> [Problem to solve]
Give the number of lines in the material below that contain the word "JSON", and nothing else.
(Input for this task)
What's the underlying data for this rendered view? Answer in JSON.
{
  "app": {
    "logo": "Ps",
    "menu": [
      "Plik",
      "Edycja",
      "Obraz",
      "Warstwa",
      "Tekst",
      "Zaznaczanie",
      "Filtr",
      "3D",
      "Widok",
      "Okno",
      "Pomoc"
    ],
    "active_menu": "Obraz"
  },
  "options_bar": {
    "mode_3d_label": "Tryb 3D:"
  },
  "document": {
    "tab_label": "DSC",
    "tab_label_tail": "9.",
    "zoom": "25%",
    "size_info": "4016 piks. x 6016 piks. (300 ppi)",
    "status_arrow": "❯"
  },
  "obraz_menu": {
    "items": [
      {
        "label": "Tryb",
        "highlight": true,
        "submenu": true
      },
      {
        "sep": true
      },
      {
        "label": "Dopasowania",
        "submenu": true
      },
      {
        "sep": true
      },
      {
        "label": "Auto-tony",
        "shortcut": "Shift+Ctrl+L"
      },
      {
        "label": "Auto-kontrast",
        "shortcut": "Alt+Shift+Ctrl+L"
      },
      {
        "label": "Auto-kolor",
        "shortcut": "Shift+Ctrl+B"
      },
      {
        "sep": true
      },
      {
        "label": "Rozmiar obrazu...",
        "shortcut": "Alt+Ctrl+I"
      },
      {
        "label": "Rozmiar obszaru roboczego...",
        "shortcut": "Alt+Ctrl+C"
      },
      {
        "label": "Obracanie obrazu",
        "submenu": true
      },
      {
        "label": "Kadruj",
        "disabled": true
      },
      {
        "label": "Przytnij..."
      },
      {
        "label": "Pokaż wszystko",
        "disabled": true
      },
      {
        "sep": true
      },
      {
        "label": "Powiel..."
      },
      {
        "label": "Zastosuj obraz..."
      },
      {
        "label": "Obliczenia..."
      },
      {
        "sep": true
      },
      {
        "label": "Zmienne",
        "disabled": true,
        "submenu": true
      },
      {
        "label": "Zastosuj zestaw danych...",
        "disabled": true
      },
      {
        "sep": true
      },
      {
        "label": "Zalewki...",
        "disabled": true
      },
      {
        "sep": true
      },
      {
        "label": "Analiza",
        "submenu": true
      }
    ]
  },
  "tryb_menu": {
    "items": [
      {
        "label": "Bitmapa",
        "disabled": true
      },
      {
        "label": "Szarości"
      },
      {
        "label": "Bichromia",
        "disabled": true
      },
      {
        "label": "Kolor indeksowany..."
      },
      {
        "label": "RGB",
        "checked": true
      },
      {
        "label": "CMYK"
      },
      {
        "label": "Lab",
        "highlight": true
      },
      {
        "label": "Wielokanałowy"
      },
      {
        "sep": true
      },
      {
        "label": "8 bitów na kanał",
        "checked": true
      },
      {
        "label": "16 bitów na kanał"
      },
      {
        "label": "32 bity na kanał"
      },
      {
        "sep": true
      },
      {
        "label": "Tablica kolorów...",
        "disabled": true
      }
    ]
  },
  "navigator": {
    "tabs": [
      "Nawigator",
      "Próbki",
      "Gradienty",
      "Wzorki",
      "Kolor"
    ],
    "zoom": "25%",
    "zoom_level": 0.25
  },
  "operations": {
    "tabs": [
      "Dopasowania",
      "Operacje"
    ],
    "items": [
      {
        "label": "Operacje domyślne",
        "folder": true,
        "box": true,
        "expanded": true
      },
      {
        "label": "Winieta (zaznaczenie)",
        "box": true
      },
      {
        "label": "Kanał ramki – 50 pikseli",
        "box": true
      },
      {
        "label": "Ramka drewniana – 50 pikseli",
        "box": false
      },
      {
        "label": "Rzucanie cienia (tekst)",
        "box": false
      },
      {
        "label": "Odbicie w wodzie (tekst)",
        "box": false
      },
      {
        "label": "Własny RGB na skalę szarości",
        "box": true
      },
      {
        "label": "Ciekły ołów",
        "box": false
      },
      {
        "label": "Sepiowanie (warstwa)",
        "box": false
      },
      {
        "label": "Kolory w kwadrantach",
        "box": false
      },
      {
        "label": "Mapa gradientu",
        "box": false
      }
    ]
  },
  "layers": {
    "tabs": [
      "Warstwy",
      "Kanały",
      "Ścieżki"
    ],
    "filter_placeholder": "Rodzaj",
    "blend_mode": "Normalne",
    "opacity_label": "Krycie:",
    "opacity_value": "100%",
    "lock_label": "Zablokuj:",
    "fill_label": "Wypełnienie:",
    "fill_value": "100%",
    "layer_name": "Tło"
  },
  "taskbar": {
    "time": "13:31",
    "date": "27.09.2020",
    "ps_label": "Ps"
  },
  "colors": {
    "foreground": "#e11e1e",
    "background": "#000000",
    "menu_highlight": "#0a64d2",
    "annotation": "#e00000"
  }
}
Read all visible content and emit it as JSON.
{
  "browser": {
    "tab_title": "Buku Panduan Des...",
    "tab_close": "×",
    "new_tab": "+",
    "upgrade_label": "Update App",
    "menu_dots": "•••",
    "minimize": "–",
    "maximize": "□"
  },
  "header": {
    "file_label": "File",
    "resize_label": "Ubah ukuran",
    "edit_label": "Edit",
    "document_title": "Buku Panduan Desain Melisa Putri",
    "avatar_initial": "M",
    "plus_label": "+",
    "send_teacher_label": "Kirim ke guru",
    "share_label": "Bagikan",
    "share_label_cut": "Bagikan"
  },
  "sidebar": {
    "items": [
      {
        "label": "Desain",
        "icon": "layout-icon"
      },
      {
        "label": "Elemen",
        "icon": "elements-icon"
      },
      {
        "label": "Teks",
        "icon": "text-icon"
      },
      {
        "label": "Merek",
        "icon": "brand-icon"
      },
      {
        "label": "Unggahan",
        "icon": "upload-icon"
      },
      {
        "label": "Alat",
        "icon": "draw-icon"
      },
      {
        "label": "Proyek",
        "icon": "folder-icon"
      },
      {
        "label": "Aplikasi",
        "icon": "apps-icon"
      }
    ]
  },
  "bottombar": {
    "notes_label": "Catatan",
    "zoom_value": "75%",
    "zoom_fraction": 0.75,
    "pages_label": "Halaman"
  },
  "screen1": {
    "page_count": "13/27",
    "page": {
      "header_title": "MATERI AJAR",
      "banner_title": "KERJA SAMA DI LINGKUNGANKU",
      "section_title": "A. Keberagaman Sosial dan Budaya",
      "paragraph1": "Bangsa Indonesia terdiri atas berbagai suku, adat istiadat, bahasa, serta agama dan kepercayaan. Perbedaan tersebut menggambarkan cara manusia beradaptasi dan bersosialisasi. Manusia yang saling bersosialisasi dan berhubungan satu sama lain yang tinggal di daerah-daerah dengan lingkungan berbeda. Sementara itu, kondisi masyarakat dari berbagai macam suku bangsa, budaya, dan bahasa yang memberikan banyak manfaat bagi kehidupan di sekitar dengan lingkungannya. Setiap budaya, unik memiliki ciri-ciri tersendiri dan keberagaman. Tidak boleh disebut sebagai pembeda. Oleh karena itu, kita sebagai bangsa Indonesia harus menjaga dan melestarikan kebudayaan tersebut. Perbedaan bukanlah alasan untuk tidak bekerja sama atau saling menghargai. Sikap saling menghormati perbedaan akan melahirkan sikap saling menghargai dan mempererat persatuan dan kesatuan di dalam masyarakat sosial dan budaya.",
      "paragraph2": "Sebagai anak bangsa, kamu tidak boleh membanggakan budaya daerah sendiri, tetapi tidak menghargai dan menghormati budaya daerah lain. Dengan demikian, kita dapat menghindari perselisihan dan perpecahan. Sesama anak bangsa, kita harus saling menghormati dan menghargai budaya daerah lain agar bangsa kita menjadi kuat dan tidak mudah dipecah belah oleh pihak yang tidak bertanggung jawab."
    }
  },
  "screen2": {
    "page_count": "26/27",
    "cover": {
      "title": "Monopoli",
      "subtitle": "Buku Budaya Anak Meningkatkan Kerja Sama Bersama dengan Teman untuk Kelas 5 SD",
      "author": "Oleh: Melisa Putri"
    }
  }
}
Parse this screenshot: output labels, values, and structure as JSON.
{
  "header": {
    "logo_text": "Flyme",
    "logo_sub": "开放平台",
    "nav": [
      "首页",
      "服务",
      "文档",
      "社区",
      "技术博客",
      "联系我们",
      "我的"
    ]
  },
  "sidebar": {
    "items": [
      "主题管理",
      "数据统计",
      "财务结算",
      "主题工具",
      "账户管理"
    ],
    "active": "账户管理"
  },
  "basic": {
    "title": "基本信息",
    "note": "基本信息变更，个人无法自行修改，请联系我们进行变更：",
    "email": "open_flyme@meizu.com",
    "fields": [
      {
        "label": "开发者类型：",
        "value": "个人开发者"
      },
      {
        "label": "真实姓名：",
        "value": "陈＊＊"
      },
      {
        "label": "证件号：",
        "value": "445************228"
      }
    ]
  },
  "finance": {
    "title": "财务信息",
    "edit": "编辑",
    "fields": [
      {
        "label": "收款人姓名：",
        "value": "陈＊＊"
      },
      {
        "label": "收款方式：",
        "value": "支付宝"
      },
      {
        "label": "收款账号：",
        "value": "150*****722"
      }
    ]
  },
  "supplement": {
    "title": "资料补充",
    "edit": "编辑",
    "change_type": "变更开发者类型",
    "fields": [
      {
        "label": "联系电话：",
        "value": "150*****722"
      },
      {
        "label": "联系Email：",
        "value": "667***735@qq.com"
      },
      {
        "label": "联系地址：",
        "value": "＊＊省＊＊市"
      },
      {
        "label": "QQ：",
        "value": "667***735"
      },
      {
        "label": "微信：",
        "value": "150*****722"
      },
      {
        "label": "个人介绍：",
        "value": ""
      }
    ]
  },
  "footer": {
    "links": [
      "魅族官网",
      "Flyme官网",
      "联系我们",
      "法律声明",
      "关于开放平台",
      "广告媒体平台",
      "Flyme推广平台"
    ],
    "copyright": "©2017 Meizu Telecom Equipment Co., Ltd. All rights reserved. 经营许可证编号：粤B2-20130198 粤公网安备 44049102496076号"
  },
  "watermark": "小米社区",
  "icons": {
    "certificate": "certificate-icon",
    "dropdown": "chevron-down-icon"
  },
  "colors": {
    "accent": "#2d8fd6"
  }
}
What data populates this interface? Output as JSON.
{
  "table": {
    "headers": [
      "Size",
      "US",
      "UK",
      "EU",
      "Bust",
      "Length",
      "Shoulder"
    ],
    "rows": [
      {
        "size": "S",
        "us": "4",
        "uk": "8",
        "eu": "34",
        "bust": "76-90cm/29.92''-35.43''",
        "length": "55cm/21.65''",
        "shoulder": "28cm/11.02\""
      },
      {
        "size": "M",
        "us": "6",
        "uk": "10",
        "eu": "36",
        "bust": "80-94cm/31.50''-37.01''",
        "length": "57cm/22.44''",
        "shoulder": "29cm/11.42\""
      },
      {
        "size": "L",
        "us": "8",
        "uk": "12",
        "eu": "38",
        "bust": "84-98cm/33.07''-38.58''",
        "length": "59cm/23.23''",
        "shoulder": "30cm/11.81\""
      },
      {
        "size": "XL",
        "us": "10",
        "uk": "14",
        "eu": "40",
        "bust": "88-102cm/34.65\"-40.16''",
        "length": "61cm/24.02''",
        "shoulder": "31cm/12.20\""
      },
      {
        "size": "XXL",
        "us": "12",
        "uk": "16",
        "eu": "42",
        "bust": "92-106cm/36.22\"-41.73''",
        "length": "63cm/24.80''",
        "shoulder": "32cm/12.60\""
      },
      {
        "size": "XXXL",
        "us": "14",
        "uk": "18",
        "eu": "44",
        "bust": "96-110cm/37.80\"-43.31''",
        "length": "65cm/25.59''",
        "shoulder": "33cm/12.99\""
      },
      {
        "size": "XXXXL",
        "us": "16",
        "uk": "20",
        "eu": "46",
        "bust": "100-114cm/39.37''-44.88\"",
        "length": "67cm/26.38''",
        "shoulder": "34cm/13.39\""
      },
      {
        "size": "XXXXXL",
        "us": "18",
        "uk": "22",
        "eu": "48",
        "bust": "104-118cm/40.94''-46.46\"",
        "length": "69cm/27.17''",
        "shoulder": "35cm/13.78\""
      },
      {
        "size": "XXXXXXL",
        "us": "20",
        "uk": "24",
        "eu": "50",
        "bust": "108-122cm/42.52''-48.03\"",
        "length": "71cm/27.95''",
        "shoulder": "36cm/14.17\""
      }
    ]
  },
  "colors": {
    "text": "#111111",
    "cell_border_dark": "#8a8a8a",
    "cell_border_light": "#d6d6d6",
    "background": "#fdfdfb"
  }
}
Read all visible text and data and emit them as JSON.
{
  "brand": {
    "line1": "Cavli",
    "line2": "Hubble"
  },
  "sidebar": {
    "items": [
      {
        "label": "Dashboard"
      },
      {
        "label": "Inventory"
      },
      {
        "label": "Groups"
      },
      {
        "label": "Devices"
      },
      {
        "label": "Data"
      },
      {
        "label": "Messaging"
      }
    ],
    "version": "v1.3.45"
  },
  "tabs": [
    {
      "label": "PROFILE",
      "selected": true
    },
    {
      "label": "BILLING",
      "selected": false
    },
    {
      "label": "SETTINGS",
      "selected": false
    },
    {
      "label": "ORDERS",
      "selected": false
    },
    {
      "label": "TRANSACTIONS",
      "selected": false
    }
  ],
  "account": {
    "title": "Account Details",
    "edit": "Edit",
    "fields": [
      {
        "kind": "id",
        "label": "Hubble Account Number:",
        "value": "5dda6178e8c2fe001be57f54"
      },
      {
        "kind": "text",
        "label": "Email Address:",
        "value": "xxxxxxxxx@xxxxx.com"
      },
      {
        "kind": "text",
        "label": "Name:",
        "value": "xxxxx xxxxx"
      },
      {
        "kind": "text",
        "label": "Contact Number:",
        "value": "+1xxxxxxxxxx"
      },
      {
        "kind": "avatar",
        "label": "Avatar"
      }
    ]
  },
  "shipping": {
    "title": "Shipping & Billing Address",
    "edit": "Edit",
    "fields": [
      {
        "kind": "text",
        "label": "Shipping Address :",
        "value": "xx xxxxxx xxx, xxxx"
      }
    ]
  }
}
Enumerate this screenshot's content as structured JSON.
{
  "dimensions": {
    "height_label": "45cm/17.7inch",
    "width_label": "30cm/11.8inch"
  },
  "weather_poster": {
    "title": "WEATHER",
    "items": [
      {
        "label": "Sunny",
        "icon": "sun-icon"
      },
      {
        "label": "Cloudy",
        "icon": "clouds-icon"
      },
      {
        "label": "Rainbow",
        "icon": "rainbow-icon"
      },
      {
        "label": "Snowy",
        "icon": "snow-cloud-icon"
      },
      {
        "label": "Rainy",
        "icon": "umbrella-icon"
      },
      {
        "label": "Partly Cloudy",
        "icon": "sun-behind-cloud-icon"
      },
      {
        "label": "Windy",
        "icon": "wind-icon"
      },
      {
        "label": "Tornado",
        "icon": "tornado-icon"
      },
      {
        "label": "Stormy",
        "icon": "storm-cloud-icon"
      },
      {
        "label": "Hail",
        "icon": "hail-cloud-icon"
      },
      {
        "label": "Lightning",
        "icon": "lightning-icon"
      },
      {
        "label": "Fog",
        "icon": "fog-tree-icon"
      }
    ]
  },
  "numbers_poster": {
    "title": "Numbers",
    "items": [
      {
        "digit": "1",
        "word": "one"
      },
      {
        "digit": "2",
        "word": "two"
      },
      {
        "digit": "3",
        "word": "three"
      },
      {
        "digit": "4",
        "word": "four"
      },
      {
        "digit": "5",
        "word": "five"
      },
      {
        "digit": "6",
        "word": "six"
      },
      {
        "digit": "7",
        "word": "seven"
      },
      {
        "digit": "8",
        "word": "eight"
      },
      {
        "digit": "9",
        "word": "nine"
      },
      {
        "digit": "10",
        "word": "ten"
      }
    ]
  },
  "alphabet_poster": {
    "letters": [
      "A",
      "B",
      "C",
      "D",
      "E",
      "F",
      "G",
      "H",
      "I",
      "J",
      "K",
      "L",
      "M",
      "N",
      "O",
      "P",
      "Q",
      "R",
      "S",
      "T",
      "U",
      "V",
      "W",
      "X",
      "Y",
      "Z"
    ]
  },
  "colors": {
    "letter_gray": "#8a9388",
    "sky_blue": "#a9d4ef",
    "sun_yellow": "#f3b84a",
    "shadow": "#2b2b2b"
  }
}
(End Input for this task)
> [Task response]
6